This 4,790-acre tip of the Uwharrie National Forest in the central Piedmont is indeed a designated wilderness, earning the distinction in 1984. It’s a “friendly” wilderness, though, with easy-to-follow (and occasionally marked and blazed) trails. The popular 7.4-mile loop that begins from the access off Lassiter Mill Road takes you along a rocky spine before dipping down to Robbins Branch, regains the high ground on the Birkhead Mountain Trail, then returns via Hannah’s Creek. Throughout is a healthy, maturing hardwood forest of various oaks and hickories that, along with the assorted evergreens dominating the draws, gives a non-stop eye full of stoplight color: rich yellows, greens and reds. A nice place to lose yourself.

More info here.


3. Carvers Creek State Park

Spring Lake

If you’re like a lot of folks, you may not have made it yet to North Carolina’s newest state park. From an infrastructure standpoint, Carvers Creek State Park is still in development, but for the purpose of enjoying nature, this 4,000-acre preserve just north of Fayetteville is fully open for business. Once the personal retreat of James Stillman Rockefeller, who dubbed the area Long Valley Farm, Carvers Creek is remarkably diverse. Open fields are carpeted with native grasses and fall wildflowers, the woods include longleaf pine, as well as mixed pine and hardwoods. Add to that a 100-acre millpond with one of the westernmost examples of bald Cypress and you’ve got a cross-section of Piedmont and coastal plain. Reports park ranger Colleen Bowers, “the Cypress trees are starting to turn a rusty color,” and “goldenrod, members of the gentian family and many other wildflowers are in bloom.” She adds that the park has several upcoming events to help you explore and enjoy Carvers Creek’s color, including a 3-Mile History Hike on Saturday, Sunset Yoga on Oct. 28, and a Canoe Hike on Oct. 30.

More info here.

4. Cliffs of the Neuse State Park

Seven Springs

Cliffs of the Neuse may reside firmly in the coastal plain, but its perch nearly 100 feet above the Neuse River gives it more of a Piedmont, even mountain feel. According to the park’s website, “A range of habitats contributes to the abundance and variety of flora in the park. River margins, flood plains, rolling uplands and ravines are home to an unusual mixture of trees, shrubs and herbaceous plants. More than 420 species of plants have been recorded here.” That range includes pine forest familiar to the Sandhills, oak/hickory woods common to the Piedmont, cypress and live oaks characteristic of the coastal plain, and the more montane galax, red oaks and Virginia pines. That all adds up to a diverse color display reflective of all of North Carolina.

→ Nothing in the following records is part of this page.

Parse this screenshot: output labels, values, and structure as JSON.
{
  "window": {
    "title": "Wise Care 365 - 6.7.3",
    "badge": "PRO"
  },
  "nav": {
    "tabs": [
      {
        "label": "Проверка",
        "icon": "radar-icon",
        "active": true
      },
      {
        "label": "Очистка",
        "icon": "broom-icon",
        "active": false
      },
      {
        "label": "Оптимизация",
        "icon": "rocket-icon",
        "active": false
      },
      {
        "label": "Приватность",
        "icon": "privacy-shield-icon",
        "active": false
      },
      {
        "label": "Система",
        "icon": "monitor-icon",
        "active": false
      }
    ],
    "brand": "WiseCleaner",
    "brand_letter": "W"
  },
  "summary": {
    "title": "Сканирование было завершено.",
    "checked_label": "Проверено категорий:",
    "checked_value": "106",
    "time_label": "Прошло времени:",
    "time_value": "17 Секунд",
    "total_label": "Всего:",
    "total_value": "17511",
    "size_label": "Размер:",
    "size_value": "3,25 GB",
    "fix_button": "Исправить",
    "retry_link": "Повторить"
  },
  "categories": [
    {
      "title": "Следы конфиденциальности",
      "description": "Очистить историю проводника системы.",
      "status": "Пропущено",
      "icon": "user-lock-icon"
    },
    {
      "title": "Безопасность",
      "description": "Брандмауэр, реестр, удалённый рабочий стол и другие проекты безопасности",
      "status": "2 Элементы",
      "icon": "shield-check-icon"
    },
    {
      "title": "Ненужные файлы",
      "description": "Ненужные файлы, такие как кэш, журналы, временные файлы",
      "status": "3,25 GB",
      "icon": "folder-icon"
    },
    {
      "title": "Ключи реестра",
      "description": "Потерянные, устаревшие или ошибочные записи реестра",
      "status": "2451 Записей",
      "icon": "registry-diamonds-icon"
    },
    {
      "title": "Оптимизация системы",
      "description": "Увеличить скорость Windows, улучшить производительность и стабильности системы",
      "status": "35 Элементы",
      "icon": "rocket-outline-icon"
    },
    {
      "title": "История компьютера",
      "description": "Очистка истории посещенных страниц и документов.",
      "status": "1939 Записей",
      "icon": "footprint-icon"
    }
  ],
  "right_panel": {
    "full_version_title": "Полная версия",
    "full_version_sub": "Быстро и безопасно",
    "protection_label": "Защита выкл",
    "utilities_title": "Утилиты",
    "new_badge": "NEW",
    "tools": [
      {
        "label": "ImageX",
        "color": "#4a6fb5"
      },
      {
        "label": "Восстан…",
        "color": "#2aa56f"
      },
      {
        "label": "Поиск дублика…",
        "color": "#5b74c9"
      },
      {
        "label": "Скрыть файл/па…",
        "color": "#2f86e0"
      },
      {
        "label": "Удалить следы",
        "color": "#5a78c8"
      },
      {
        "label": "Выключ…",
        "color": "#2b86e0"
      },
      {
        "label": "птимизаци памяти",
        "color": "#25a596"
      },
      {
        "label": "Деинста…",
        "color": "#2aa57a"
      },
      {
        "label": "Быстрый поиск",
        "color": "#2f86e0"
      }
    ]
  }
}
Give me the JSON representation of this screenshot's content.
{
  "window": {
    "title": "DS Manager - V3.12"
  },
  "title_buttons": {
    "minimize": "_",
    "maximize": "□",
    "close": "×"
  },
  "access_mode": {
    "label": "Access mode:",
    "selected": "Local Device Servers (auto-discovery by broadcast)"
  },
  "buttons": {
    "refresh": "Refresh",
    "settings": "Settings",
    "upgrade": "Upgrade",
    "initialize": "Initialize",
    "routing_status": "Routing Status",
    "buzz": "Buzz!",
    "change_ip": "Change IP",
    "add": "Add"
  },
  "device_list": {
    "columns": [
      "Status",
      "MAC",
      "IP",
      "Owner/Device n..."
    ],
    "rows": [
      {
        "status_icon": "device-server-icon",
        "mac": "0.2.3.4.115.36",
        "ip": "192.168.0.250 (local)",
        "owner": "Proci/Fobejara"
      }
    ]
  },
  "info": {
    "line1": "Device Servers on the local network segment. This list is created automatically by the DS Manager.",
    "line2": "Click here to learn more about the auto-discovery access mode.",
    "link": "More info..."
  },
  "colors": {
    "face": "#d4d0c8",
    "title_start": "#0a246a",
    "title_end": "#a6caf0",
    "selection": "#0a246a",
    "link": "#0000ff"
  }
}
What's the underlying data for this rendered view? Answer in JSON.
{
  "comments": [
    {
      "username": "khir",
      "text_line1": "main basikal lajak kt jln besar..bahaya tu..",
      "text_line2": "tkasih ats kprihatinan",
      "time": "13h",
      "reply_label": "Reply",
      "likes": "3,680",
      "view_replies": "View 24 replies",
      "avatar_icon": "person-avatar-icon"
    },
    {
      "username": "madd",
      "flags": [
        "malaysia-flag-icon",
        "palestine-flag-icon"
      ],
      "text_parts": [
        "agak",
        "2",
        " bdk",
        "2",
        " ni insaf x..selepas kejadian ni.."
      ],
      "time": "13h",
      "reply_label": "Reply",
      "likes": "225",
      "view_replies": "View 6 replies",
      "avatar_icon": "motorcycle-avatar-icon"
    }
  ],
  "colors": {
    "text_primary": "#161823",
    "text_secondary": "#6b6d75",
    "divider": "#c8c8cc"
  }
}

More info here.

5. Lower Haw River State Natural Area


Here’s one really good reason for a fall visit to this linear state natural area spanning the east bank of the Haw River from Bynum south to U.S. 64: the poison ivy turns a brilliant warning red, making it so much easier to spot — and avoid. Another good reason for a fall visit: when temperatures are in the 60s and below, you’re less likely to inadvertently run across snakes. If you’re getting the impression this is one wild area, you’re getting the correct impression. It’s already a slice of equatorial jungle transported to the Piedmont; add the fact that as a State Natural Area it doesn’t receive the special touches of a State Park or State Recreation Area — like marked trails or bridges over deep creeks — and Lower Haw is best explored under ideal conditions. Like when it’s lit in fall color and the poison ivy is aglow.

More info here.